Set down each entry exactly as it stands, without altering a single character.

• **Source material**:

══════════

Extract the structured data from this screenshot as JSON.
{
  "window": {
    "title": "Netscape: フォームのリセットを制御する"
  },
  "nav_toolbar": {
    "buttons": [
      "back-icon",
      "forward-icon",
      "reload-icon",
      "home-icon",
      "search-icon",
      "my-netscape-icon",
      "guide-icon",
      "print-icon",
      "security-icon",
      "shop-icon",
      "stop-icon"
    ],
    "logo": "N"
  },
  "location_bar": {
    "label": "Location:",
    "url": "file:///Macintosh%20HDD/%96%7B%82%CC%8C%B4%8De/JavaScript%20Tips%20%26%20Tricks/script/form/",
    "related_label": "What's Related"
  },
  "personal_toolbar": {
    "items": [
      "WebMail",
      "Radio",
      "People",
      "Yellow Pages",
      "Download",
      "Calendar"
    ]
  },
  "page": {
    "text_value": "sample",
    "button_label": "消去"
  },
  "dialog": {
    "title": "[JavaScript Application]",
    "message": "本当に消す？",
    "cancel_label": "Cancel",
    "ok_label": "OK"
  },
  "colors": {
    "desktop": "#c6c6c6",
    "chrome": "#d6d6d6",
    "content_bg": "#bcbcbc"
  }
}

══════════

• **Answer section**:
Extract the structured data from this screenshot as JSON.
{
  "window": {
    "title": "Netscape: フォームのリセットを制御する"
  },
  "nav_toolbar": {
    "buttons": [
      "back-icon",
      "forward-icon",
      "reload-icon",
      "home-icon",
      "search-icon",
      "my-netscape-icon",
      "guide-icon",
      "print-icon",
      "security-icon",
      "shop-icon",
      "stop-icon"
    ],
    "logo": "N"
  },
  "location_bar": {
    "label": "Location:",
    "url": "file:///Macintosh%20HDD/%96%7B%82%CC%8C%B4%8De/JavaScript%20Tips%20%26%20Tricks/script/form/",
    "related_label": "What's Related"
  },
  "personal_toolbar": {
    "items": [
      "WebMail",
      "Radio",
      "People",
      "Yellow Pages",
      "Download",
      "Calendar"
    ]
  },
  "page": {
    "text_value": "sample",
    "button_label": "消去"
  },
  "dialog": {
    "title": "[JavaScript Application]",
    "message": "本当に消す？",
    "cancel_label": "Cancel",
    "ok_label": "OK"
  },
  "colors": {
    "desktop": "#c6c6c6",
    "chrome": "#d6d6d6",
    "content_bg": "#bcbcbc"
  }
}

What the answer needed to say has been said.